The Red Sox, though, wouldn’t give up much for him. While Spilborghs is under control for next year, he’ll cost a bit more than $2 million in arbitation, so he would be a non-tender candidate. The Rockies would have been far more likely to get a legitimate prospect for him had they moved him last year.
Update: McAdam added some clarification on his previous tweet:
Should have made clear: Rockies scout at Fenway not looking for return on a Spilborghs deal. Would be mid-level prospect only on exchange
Last summer we posted about Rafael Palmeiro coming out of retirement to play for the independent league Sugar Land Skeeters. The reason: to play a game with his boy Patrick. In that game the elder Palmeiro went 2-for-4 with an RBI, a walk, and a run scored. His son, who is now 26, went 2-for-4 with a grand slam.
Did that serve as an audition for Patrick? Possibly, as Jon Meloi of the Baltimore Sun reports that the Orioles just signed him to a minor league deal.
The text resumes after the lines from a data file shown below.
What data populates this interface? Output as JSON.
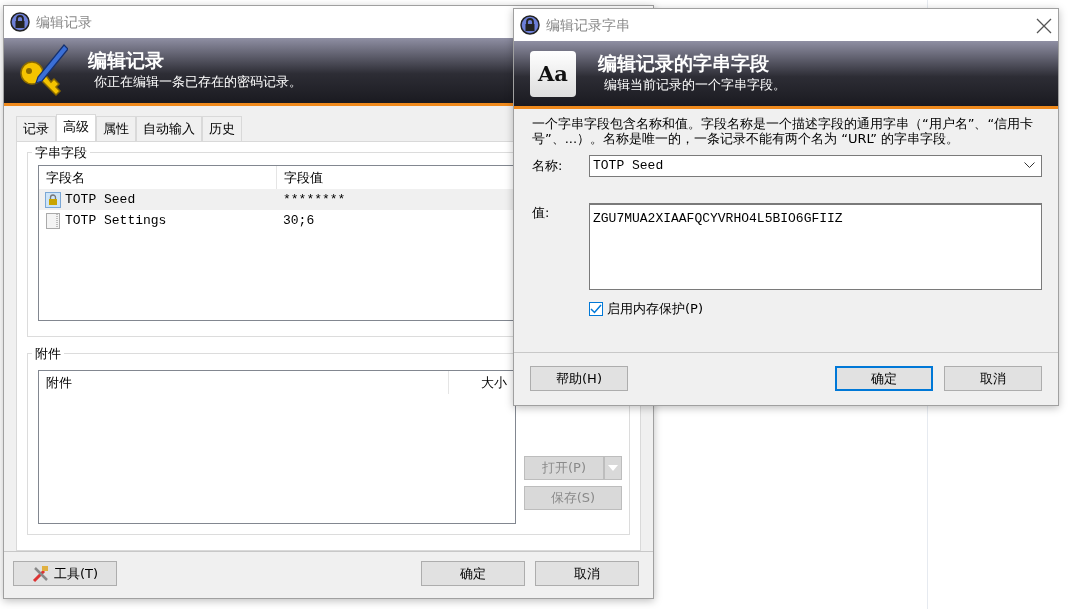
{
  "main_window": {
    "title": "编辑记录",
    "banner": {
      "title": "编辑记录",
      "subtitle": "你正在编辑一条已存在的密码记录。"
    },
    "tabs": [
      {
        "label": "记录",
        "selected": false
      },
      {
        "label": "高级",
        "selected": true
      },
      {
        "label": "属性",
        "selected": false
      },
      {
        "label": "自动输入",
        "selected": false
      },
      {
        "label": "历史",
        "selected": false
      }
    ],
    "string_fields": {
      "legend": "字串字段",
      "columns": [
        "字段名",
        "字段值"
      ],
      "rows": [
        {
          "name": "TOTP Seed",
          "value": "********",
          "protected": true,
          "selected": true
        },
        {
          "name": "TOTP Settings",
          "value": "30;6",
          "protected": false,
          "selected": false
        }
      ]
    },
    "attachments": {
      "legend": "附件",
      "columns": [
        "附件",
        "大小"
      ]
    },
    "side_buttons": [
      {
        "label": "打开(P)",
        "disabled": true,
        "kind": "split"
      },
      {
        "label": "保存(S)",
        "disabled": true,
        "kind": "plain"
      }
    ],
    "footer": {
      "tools_button": "工具(T)",
      "ok_button": "确定",
      "cancel_button": "取消"
    }
  },
  "dialog": {
    "title": "编辑记录字串",
    "banner": {
      "icon_text": "Aa",
      "title": "编辑记录的字串字段",
      "subtitle": "编辑当前记录的一个字串字段。"
    },
    "description": "一个字串字段包含名称和值。字段名称是一个描述字段的通用字串（“用户名”、“信用卡号”、...）。名称是唯一的，一条记录不能有两个名为 “URL” 的字串字段。",
    "name_label": "名称:",
    "name_value": "TOTP Seed",
    "value_label": "值:",
    "value": "ZGU7MUA2XIAAFQCYVRHO4L5BIO6GFIIZ",
    "protect": {
      "label": "启用内存保护(P)",
      "checked": true
    },
    "buttons": [
      {
        "label": "帮助(H)",
        "default": false
      },
      {
        "label": "确定",
        "default": true
      },
      {
        "label": "取消",
        "default": false
      }
    ]
  }
}
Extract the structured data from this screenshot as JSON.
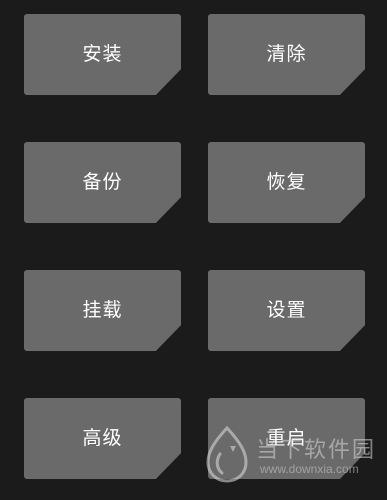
{
  "buttons": {
    "install": "安装",
    "wipe": "清除",
    "backup": "备份",
    "restore": "恢复",
    "mount": "挂载",
    "settings": "设置",
    "advanced": "高级",
    "reboot": "重启"
  },
  "watermark": {
    "name": "当下软件园",
    "url": "www.downxia.com",
    "icon": "downxia-logo-icon"
  },
  "colors": {
    "background": "#1b1b1b",
    "tile": "#6a6a6a",
    "text": "#ffffff"
  }
}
As Meloi notes, it’s certainly just an organizational depth move, as Patrick is no prospect. And it’s actually likely something of a coincidence that it’s the Orioles who signed him, as Palmeiro doesn’t have any real contacts with the Orioles baseball operations people, all of whom are different folks now than back in his day.
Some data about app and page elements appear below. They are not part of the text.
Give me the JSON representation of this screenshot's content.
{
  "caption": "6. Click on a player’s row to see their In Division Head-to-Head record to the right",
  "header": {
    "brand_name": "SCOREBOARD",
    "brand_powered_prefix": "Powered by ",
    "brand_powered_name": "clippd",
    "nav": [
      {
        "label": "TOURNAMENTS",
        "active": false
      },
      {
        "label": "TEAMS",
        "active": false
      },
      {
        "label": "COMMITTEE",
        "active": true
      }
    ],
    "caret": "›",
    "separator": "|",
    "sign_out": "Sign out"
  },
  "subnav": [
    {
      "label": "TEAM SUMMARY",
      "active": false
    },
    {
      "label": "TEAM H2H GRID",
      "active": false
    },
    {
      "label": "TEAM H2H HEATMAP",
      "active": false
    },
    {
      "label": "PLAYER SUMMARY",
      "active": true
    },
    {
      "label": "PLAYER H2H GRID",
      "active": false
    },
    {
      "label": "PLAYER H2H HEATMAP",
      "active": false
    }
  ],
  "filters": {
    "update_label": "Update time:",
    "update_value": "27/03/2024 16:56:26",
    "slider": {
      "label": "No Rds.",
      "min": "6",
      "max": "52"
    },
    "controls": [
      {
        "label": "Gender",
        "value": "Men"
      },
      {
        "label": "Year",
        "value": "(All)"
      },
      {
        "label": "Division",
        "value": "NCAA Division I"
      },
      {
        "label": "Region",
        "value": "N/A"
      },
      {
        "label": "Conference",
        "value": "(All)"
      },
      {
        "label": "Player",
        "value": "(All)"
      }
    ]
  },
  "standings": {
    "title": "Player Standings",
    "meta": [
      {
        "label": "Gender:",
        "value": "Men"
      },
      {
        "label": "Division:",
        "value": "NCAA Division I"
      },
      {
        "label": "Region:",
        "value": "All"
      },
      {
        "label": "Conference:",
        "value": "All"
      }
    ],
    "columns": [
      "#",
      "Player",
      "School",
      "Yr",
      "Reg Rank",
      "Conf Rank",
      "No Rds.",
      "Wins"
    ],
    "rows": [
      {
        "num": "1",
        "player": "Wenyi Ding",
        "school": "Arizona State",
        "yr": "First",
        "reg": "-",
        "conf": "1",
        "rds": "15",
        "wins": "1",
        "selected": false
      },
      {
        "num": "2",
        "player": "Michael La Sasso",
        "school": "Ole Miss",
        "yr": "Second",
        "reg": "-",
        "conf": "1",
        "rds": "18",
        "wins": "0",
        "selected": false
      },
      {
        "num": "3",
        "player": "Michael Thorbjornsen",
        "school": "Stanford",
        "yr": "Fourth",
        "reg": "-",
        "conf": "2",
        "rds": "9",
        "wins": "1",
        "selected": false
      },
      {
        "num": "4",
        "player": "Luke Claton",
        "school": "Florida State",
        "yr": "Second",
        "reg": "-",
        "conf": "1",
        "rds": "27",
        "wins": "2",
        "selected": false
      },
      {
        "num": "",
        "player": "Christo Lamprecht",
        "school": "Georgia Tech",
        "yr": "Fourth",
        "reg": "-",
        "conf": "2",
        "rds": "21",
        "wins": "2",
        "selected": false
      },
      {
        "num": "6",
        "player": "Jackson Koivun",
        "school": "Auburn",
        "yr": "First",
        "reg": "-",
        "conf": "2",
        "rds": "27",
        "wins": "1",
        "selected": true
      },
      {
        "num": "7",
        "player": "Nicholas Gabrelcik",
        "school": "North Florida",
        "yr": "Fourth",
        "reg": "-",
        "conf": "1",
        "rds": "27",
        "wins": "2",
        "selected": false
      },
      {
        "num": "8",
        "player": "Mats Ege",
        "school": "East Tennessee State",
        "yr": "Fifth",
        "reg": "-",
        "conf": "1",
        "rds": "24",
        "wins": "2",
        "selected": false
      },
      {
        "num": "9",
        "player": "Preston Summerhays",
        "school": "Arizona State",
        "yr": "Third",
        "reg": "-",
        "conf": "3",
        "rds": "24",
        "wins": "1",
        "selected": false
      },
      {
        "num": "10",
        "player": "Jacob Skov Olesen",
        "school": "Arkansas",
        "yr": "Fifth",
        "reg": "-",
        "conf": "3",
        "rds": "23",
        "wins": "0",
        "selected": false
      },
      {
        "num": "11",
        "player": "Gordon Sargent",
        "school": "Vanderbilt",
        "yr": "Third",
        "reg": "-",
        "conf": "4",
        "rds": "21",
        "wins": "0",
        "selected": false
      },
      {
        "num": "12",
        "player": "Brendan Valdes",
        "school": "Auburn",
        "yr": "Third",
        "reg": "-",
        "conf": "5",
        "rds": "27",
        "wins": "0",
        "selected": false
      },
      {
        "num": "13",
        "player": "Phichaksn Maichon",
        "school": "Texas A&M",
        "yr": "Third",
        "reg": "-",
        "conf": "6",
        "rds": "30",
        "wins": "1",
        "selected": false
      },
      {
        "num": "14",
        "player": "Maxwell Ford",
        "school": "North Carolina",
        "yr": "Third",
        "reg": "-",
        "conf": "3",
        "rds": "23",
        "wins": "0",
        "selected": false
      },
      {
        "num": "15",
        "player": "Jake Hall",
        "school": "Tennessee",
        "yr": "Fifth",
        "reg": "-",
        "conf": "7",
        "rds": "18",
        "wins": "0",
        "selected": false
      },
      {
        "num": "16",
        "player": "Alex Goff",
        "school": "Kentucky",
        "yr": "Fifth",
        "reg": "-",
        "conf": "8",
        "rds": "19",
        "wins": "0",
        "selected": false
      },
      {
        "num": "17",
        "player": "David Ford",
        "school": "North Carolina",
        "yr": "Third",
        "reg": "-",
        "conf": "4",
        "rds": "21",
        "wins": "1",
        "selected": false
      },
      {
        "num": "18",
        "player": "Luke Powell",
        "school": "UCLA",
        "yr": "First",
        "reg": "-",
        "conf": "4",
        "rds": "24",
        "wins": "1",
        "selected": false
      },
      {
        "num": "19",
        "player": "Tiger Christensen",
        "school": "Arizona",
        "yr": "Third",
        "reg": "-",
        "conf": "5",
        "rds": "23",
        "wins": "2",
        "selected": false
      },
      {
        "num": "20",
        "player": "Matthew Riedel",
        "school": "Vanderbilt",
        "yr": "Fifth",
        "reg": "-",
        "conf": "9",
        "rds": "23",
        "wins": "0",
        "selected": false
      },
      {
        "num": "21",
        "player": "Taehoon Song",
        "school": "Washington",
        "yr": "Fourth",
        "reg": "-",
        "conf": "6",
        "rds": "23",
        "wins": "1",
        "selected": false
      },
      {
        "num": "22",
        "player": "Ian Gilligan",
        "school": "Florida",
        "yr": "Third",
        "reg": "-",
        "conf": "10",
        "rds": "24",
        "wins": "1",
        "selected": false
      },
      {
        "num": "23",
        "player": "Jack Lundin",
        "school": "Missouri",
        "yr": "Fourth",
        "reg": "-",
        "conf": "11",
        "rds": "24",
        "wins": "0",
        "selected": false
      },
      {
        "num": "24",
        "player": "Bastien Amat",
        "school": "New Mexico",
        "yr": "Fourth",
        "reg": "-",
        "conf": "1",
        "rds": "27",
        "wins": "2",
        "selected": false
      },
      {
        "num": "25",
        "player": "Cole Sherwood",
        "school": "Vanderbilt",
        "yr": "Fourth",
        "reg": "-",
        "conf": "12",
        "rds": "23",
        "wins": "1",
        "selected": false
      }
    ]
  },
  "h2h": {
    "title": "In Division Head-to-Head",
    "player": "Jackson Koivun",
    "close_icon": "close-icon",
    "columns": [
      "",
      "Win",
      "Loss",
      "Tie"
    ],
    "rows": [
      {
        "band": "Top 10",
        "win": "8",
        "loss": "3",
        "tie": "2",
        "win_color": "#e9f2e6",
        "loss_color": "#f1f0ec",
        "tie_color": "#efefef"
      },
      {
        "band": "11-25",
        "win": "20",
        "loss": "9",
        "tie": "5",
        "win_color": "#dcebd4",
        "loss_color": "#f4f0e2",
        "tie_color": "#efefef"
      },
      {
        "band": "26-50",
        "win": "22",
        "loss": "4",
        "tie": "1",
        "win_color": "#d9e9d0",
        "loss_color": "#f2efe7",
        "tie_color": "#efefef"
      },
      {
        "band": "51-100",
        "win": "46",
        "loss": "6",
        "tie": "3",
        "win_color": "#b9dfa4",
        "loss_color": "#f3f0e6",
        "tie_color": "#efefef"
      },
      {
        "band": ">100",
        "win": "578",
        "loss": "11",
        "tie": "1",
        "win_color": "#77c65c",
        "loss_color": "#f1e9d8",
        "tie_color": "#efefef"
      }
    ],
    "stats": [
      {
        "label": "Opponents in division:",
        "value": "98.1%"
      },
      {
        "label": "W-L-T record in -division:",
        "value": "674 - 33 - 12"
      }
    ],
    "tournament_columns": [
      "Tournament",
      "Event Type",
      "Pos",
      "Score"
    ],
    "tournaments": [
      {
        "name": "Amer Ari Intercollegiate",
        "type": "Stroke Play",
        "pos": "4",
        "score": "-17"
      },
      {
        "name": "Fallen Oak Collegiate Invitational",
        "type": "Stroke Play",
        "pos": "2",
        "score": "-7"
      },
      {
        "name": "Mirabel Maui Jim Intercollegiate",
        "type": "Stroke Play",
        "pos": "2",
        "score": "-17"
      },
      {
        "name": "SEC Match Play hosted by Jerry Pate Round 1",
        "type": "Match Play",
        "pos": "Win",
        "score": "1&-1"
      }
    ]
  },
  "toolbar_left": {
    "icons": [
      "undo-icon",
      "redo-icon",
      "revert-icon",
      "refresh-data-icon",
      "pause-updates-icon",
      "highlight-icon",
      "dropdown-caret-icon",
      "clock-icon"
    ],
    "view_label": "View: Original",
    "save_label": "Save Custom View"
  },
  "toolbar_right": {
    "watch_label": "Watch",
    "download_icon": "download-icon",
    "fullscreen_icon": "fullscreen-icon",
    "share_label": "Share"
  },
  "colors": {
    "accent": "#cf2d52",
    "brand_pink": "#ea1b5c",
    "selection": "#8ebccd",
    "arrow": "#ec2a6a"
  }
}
This may not be the last of the Palmeiros, by the way. Peter Gammons tweeted this morning that Patrick’s younger brother, Preston, is a first baseman at North Carolina State who could be drafted this june. Gammons says he has a swing “remarkably similar to dad.”
Steve Gilbert of MLB.com reports that the Diamondbacks and outfielder A.J. Pollock have avoided arbitration by agreeing to a two-year extension. The deal is worth $10.25 million, per ESPN’s Buster Olney.
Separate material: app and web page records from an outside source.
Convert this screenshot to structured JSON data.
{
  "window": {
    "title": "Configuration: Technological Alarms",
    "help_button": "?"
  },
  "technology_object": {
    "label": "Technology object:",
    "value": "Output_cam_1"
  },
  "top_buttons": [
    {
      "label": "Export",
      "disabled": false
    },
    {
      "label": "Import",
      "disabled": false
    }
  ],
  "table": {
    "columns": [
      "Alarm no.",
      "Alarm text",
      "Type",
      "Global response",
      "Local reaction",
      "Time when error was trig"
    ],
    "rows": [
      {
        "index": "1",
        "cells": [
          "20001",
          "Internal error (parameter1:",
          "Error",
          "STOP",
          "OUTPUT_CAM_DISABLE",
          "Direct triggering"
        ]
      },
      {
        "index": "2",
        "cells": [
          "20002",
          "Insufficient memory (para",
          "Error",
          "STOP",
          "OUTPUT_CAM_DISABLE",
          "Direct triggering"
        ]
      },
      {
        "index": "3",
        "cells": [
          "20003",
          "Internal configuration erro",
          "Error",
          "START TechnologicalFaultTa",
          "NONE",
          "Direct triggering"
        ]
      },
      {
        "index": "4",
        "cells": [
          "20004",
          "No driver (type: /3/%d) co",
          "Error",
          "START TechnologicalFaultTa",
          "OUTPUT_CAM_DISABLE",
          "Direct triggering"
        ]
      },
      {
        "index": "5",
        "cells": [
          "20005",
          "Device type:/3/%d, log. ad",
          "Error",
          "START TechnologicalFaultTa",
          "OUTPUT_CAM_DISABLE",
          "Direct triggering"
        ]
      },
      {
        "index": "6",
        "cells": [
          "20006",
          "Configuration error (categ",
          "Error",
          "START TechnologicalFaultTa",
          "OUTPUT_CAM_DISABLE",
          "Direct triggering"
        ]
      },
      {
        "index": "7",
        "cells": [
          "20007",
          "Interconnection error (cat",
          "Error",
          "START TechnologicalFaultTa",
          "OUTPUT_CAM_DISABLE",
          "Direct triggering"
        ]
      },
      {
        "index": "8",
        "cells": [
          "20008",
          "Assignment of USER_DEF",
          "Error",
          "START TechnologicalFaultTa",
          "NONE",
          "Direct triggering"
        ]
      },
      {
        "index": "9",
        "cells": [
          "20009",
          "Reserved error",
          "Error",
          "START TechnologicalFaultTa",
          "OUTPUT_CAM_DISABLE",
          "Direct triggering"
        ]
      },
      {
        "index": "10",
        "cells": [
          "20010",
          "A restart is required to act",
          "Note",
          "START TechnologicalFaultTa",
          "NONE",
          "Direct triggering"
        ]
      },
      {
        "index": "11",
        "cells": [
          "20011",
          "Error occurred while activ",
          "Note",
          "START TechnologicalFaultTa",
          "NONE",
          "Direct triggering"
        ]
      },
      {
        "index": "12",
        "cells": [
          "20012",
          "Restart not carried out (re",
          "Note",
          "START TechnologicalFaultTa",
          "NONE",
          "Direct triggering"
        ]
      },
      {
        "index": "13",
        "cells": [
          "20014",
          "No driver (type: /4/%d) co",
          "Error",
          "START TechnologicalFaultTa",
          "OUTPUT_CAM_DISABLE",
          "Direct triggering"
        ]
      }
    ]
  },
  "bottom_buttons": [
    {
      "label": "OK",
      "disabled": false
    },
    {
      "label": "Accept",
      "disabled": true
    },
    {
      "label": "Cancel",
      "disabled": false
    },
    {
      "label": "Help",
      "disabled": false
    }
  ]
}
Pollock was arbitration-eligible for the first time this winter. The 28-year-old requested $3.9 million and was offered $3.65 million by the Diamondbacks when figures were exchanged on January 15. It wasn’t much of a gap, but the two sides were ultimately able to find common ground on a multi-year deal. Pollock will still be under team control for one more year after this new deal expires.
Pollock is coming off a breakout 2015 where he batted .315/.367/.498 with 20 home runs, 76 RBI, and 39 stolen bases over 157 games. He ranked sixth among position players with 7.4 WAR (Wins Above Replacement), according to Baseball Reference.
The Blue Jays and 2015 American League Most Valuable Player Josh Donaldson have avoided arbitration by agreeing to a two-year, $29 million contract, reports Shi Davidi of Sportsnet.ca.
Donaldson was arbitration-eligible for the second time this winter. He filed for $11.8 million and was offered $11.35 million by the Blue Jays when figures were exchanged last month. It wasn’t a big gap, but since the Blue Jays are a “file and trial” team, they bring these cases to an arbitration hearing unless a multi-year deal can be worked out. As opposed to last winter, they were able to avoid a hearing this time around. Donaldson was originally a Super Two player, so he’ll still have one year of arbitration-eligibility once this two-year deal is completed.
The 30-year-old Donaldson is coming off a monster first season in Toronto where he batted .297/.371/.568 with 41 homers while leading the American League with 123 RBI.
Brandon Belt filed for $7.5 million and was offered $5.3 million by the Giants when arbitration figures were exchanged last month. That’s a pretty sizable gap. While there’s still a chance that an agreement will be worked out at the last minute, Henry Schulman of the San Francisco Chronicle reports that an arbitration hearing is scheduled for Wednesday.
The Giants haven’t gone to an arbitration hearing since 2004, when they lost to catcher A.J. Pierzynski. Schulman hears from one person involved that because of the gap between Belt and the Giants, there’s a real chance this will break that string and require a hearing.
Belt batted .280/.356/.478 with 18 home runs and 68 RBI over 137 games in 2015, but he dealt with concussion symptoms for the second straight season. An arbitration hearing could bring some unpleasant conversation to the surface.